What the heck is sass?
- January 5, 2015
So we all have heard this new word sass but often we get confused whether it is sass or saas?
First sass stands for syntactically awesome stylesheet and second saas stands for software as a service. So we are clear now that we are going to talk about sass here not saas. So what is this new term that is floating around in the air like a phenomenon. Well in easy words, sass is an extension of css which allows us to write css in object oriented way. In other words, we can use variables, nested rules, mixins, inline imports, inheritance and more.
So why do we use sass?
There are many features of sass and benefits of using them. In this blog I will explain each feature and what is the appropriate situation to use them.
So you have a client but he is not sure about the design and asks you to create some nice design for him. You go ahead and write thousand lines of code including font that is used throughout the site.

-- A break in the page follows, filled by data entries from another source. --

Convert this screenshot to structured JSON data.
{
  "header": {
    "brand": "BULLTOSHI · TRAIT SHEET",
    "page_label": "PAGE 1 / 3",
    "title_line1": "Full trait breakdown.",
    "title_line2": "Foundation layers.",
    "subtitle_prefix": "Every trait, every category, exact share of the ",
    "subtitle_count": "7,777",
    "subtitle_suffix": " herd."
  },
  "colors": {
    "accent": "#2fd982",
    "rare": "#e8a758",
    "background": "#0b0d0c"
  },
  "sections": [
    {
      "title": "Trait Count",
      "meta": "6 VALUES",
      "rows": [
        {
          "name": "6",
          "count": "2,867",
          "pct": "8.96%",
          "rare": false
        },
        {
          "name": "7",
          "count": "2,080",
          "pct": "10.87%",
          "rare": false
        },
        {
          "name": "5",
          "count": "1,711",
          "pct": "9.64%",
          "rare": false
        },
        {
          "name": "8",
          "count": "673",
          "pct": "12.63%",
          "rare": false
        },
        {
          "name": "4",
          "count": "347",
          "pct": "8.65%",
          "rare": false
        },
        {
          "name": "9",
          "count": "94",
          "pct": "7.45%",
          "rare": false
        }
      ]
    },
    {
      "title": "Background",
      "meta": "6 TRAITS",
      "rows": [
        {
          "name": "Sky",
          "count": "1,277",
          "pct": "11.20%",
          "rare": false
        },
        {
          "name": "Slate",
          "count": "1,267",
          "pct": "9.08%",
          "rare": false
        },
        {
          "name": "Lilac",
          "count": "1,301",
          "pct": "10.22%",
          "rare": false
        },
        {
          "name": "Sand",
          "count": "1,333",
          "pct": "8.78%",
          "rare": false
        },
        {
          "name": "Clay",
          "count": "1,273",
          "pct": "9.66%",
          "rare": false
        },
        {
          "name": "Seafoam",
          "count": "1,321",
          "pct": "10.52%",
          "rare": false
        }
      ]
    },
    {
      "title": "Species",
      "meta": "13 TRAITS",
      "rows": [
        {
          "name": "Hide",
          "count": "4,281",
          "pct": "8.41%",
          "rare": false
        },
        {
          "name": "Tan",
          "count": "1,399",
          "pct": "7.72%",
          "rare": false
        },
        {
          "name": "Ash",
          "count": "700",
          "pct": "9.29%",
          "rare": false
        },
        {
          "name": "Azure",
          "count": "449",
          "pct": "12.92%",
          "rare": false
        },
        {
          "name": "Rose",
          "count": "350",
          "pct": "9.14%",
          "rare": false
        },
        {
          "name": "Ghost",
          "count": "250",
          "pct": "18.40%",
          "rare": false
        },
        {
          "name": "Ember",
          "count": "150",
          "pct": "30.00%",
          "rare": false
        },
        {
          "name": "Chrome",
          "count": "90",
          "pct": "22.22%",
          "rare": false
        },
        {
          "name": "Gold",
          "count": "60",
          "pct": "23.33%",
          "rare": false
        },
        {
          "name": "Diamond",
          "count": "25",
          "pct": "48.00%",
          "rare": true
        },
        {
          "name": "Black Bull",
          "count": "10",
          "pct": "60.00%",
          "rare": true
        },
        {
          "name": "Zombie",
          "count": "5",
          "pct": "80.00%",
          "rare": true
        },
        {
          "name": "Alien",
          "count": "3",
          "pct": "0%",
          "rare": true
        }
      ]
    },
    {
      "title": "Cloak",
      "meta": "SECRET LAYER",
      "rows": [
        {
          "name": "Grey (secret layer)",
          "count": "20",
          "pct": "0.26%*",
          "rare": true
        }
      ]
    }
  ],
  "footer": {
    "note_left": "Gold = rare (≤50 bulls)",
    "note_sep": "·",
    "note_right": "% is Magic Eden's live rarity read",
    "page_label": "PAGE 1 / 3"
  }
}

Now imagine your client comes back and says he doesn’t like fonts and change it to different fonts. Now you can see how frustrating this can be to change fonts throughout the site and that is where sass comes in. You can simply declare variable and store the font name in that variable and use variable throughout the site. So next time if client want to change font, all you have to do is change variable value.
Have you found yourself using same elements as a css selector again and again? I bet you did. Well, sass allows us to write nested css which is easy to understand and maintain in compare to grouping
Partials allow us to modularise your css and keep things easier to maintain. In other words, you can write different css files for different part of website and inject it into one .scss file.
Import directive is used to inject partial .scss file in one base .scss file.
Mixins are very powerful way to write css. Its is similar like functions where you can pass in variables as parameters so that we can give dynamic look to our website.
There are two main reasons to use mixins.
One is that mixins simplify your css especially where we use css3 properties like border-radius where we have to declare different prefix for different browsers.
In addition, mixins can provide dynamic look to your website. For example, Gmail allows user to change theme color as per their choice. This way we can show different color themes to our clients for same website. Isn’t it powerful?
This is exactly what you think. We can declare some css and then extend that for children classes. This provides more readable format than grouping css.
Using sass we can implement mathematical operations by passing in the variables. So we don’t have to do the calculation and write accurate number in pixel. We can implement the logic and sass will take care of it.
Once .scss file is written, you can use libraries such as compass to convert your .scss file into .css file which can be used to style your website.
In conclusion, sass is just css extension which allows us to write css object oriented way which css3 won’t be able to offer in nearest future.